Oregon Magazine
   Cover


 

Pigskin Pete:    

Welcome, Ducks to U.S. College Football Elite  By Fred Delkin

         Earn the right to compete for the national NCAA Division I national title, and your college gains the full attention of the rules enforcement authorities...just ask Southern California and Ohio State for confirmation of this fact.  Those two grid powers now operate under severe restrictions imposed by the rules crafters.  Now, a very press-worthy investigation has been mounted on the University of Oregon as the 2012 season is on the horizon.  The equation for reaching this status is quite simple: it takes high caliber playing talent and greedy coaches and alumni chasing same to get this far.  Remember the ugly recruiting allegations leveled at Auburn, the Ducks' foe for the 2010 national crown?  And what about the NCAA bashing that destroyed a University of Washington program that had achieved Pac10 dominance?
ooo 

        Auburn seems to have walked, and we believe the Webfoots will, as well.  The Ducks are producing a lofty pile of paperwork that documents their innocence.  UO coach Chip Kelly has found that the jump from an assistant mentor at the University of New Hampshire to his current position is, indeed, a helluva leap.  When you become a recruiting magnate for nationally- celebrated high school players, you're bound to get some immature, swellheaded athletes in your midst.  Kelly has reacted well so far to this situation, disciplining or outright dropping star athletes for their peccadilloes.
ooo 
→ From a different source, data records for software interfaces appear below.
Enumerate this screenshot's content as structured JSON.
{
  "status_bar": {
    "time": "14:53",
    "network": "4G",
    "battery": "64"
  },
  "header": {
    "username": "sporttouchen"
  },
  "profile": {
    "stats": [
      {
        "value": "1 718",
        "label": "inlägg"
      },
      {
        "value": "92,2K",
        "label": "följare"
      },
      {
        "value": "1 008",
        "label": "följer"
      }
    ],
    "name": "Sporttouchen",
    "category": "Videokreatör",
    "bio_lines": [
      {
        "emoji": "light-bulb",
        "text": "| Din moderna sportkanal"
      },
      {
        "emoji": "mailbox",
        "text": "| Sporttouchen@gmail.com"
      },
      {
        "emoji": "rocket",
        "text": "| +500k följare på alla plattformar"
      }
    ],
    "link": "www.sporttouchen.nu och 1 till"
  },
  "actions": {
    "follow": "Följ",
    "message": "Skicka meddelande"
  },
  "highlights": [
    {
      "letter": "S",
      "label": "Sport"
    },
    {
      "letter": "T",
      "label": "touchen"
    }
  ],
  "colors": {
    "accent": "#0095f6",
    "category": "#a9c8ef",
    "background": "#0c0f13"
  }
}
        Kelly's innovative coaching and an experienced talent pool will again vie for national honors at 2011 season's end, despite the juvenile nonsense of a suspended star defensive back.  We testify that any major bowl-eligible program basks in a media spotlight that attracts enforcement attention just as bees to honey.  Money is what big bowl status is all about, even if the college presidents deny their institutions' chasing after it.
ooo 

        Guess what...it was that way back in the '50's when we played, and the television media's slavering for ever more sustenance has only accelerated the dash for dollars.  Major college football is very big business, a symbol of capitalism run rampant.  Its audience will always be fascinated and its administrative participants must constantly guard against the sins it fosters.
ooo 

© 2011 Oregon Magazine